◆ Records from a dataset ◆
....................

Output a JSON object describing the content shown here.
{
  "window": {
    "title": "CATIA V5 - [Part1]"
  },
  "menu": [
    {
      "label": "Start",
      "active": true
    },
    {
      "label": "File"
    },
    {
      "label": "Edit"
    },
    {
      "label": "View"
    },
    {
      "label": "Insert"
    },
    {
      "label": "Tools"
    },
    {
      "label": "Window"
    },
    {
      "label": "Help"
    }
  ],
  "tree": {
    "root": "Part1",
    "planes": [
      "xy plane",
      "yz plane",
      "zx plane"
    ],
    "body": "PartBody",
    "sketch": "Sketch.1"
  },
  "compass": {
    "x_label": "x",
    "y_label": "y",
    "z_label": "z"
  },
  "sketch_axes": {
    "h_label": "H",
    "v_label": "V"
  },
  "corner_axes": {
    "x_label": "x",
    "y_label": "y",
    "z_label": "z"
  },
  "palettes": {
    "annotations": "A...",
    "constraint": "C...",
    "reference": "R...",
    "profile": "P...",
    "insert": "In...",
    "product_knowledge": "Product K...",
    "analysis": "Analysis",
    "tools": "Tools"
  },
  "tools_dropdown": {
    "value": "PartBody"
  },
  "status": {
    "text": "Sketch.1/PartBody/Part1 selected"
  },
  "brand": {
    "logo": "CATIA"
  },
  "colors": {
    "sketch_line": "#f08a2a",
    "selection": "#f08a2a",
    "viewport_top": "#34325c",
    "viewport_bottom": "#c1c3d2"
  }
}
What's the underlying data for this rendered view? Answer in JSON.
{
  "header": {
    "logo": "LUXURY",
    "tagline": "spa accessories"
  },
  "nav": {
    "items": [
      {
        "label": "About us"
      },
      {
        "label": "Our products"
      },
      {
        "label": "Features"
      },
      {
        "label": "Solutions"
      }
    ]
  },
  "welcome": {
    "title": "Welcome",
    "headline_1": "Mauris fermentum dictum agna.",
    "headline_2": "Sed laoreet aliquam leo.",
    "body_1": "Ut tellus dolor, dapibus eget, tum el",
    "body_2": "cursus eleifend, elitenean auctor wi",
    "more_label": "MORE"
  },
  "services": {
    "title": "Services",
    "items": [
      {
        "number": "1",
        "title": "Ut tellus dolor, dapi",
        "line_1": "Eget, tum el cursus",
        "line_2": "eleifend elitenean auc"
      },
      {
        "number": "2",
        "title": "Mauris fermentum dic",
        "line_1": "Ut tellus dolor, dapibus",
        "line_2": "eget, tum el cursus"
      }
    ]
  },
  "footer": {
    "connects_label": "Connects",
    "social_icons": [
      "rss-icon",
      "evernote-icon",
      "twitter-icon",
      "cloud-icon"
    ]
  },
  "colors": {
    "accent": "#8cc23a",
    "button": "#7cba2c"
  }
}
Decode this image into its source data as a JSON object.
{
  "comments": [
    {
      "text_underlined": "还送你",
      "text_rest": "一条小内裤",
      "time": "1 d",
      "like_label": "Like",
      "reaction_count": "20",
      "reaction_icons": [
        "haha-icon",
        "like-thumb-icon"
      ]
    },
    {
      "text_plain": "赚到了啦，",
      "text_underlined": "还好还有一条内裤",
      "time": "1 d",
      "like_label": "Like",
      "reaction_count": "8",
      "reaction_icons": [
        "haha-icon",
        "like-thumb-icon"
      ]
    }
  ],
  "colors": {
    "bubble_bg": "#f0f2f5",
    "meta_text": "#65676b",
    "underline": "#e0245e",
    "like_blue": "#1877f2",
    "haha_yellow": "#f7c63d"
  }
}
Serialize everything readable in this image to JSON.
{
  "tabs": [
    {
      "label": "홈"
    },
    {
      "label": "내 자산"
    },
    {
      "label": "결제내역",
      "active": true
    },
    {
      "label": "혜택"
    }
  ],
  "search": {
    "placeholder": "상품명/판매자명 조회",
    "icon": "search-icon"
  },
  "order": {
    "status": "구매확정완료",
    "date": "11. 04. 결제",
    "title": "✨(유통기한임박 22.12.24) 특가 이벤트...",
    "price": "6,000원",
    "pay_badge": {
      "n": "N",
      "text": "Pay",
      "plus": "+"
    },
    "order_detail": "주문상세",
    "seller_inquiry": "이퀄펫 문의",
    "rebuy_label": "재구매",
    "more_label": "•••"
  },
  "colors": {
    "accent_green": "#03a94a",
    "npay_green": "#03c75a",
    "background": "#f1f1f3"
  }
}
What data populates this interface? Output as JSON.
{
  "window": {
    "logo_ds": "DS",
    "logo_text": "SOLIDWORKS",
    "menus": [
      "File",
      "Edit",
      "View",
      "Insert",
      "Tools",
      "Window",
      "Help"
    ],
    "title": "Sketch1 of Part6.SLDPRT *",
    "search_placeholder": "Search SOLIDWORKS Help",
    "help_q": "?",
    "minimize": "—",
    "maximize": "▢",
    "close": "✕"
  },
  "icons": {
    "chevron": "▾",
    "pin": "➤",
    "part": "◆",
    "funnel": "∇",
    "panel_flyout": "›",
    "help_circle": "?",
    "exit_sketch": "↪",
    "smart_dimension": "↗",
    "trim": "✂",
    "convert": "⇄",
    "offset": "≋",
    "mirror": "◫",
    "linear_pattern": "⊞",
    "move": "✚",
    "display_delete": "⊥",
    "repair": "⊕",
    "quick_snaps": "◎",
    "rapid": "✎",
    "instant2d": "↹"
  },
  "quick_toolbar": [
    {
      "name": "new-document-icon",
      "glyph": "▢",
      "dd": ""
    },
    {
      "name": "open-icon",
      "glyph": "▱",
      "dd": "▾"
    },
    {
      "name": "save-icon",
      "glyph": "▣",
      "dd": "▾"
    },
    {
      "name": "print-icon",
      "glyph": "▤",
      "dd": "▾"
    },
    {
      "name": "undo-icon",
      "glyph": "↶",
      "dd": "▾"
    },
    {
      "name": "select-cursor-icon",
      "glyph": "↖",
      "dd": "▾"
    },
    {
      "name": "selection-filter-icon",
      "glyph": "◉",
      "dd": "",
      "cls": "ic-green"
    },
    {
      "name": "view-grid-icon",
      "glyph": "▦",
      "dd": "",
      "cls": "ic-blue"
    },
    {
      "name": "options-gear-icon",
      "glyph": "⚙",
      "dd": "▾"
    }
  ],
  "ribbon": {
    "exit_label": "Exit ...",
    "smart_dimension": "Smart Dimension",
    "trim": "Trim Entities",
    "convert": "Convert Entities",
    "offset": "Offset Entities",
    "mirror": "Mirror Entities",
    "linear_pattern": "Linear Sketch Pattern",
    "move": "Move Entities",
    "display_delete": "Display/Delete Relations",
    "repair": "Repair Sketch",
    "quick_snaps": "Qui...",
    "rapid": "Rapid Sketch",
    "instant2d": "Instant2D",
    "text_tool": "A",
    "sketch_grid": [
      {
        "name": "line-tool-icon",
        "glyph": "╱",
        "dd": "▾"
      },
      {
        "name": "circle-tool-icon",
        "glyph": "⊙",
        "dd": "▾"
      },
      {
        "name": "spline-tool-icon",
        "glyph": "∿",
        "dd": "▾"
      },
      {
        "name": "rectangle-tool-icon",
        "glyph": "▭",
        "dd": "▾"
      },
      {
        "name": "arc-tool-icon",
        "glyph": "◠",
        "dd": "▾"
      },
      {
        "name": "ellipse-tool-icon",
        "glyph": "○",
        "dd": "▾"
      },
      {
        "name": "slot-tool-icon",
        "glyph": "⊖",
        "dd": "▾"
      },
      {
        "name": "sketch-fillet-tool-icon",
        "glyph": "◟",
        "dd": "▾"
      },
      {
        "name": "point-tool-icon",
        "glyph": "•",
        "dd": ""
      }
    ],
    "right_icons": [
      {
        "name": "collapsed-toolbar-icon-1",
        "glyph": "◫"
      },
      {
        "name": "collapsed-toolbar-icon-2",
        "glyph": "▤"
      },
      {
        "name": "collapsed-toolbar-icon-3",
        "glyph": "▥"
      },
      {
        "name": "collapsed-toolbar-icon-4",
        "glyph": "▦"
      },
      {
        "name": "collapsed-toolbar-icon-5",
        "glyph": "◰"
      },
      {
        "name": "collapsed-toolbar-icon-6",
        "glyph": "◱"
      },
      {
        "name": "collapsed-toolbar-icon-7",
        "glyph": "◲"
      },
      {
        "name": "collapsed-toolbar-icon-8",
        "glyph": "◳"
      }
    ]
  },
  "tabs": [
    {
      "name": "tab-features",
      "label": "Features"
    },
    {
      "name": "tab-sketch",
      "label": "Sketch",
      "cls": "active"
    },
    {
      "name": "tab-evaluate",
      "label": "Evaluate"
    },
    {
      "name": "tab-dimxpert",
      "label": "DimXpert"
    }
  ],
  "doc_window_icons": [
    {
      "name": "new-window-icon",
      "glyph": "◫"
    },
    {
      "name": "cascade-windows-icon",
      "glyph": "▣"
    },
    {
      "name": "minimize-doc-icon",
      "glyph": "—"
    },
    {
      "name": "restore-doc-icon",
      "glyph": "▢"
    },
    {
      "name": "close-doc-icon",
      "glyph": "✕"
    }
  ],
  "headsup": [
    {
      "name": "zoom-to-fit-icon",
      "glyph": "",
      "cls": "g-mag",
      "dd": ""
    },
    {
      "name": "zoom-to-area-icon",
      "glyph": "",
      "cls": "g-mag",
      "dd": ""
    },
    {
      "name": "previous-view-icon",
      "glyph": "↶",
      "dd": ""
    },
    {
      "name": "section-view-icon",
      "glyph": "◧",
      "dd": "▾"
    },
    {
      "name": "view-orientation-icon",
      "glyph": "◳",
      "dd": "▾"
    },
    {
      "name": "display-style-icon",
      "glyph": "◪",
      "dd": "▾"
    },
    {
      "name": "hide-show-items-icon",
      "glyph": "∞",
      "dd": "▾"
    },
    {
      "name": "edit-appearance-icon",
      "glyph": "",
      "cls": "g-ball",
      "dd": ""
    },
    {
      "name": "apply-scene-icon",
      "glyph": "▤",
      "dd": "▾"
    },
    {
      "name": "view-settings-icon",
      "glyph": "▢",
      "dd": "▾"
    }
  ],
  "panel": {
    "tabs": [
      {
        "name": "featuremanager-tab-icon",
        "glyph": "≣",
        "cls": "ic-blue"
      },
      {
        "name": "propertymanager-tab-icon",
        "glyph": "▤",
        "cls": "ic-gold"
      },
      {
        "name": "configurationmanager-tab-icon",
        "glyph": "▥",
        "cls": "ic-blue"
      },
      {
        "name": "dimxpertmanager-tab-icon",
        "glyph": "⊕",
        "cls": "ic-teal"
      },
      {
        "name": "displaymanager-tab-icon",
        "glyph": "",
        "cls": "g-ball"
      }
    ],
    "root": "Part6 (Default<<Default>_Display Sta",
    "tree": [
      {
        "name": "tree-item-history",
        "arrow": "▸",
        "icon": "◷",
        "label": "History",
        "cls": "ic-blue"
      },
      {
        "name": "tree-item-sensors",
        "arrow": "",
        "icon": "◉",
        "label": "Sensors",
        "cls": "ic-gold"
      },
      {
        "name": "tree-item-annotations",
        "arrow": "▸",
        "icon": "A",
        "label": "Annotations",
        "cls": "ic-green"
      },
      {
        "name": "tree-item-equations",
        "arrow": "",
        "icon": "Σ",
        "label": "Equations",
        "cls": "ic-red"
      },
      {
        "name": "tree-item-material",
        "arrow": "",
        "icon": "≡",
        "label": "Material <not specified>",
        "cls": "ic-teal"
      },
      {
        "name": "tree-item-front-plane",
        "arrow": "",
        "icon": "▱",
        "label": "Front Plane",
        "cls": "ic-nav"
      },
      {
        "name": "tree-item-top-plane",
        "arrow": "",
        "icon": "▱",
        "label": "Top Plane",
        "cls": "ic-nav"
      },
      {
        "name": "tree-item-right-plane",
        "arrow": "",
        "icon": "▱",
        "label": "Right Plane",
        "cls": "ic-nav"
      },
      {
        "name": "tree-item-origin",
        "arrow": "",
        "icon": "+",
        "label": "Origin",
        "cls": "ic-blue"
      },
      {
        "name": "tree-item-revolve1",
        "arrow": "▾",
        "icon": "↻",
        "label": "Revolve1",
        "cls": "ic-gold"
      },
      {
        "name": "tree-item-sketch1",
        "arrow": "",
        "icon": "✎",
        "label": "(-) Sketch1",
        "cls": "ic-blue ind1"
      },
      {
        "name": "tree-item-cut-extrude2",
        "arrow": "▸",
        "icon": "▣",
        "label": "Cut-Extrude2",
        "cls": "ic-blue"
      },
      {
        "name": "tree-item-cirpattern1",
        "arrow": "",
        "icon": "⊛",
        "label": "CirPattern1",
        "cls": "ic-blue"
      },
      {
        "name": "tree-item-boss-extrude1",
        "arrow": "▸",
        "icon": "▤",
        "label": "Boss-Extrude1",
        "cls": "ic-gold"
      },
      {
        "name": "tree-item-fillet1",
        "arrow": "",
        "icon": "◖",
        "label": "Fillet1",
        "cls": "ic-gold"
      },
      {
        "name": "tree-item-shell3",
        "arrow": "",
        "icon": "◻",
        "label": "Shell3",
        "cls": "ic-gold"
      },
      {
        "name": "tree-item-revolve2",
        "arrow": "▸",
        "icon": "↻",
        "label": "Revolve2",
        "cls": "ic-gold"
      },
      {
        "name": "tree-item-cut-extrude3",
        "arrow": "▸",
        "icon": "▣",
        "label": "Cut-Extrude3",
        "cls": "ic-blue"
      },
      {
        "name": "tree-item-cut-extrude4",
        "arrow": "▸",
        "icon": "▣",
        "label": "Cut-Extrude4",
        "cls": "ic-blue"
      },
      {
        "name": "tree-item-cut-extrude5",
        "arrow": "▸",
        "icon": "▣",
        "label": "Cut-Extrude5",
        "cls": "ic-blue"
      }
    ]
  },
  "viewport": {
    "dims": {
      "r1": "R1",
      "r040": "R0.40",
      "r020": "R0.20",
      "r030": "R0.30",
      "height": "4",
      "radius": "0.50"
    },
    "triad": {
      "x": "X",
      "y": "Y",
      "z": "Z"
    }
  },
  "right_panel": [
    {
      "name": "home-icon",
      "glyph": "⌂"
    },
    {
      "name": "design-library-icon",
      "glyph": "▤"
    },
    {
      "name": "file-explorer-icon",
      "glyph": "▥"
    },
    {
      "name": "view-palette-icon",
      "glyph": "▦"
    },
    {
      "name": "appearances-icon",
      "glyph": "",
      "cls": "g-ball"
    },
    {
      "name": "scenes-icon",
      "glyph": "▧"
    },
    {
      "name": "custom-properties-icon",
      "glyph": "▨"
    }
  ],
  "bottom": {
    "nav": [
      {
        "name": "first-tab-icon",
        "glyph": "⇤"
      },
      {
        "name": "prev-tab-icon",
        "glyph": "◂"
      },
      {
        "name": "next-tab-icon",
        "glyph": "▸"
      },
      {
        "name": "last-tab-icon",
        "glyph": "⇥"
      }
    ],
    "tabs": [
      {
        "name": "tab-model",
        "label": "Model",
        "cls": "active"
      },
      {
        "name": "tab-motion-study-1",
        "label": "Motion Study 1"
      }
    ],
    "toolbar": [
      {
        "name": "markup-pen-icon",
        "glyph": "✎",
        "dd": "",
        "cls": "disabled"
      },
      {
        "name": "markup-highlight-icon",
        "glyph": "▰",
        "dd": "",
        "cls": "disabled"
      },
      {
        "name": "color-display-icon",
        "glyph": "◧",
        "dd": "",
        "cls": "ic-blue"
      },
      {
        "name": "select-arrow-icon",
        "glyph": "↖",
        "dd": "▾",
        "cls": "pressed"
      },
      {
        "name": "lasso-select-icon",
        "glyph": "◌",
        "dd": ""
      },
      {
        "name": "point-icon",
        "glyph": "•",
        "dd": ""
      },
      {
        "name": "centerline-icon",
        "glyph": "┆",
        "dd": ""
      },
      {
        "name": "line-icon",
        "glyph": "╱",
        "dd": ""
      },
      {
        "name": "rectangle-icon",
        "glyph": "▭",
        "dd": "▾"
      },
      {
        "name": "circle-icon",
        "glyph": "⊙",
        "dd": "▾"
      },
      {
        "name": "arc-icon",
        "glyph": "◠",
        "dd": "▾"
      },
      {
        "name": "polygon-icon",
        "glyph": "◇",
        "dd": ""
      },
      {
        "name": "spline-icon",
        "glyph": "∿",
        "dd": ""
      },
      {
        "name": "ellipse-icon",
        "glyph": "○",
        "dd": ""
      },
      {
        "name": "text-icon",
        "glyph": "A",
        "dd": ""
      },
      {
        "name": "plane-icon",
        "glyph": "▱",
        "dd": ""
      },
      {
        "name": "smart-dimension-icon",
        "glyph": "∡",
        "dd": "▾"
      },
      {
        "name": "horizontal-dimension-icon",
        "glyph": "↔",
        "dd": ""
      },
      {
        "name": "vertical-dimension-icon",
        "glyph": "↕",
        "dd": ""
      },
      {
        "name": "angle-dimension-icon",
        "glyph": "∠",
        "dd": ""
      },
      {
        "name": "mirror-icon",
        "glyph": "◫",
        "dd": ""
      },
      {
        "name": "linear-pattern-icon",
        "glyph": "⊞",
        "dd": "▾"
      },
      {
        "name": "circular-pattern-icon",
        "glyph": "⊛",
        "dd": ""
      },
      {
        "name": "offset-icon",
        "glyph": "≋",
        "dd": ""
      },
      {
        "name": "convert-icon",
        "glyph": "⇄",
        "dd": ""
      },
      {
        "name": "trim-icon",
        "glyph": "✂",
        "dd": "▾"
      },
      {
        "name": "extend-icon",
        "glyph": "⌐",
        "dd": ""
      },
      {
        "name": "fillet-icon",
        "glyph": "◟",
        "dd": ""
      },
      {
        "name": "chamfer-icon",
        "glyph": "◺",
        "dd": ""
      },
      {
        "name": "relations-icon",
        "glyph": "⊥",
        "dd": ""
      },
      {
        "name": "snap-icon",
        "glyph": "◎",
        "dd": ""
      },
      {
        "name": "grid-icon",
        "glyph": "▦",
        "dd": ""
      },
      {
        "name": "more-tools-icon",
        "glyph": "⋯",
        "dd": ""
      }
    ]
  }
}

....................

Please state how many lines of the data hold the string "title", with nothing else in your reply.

◆ EXERCISE ANSWER ◆
7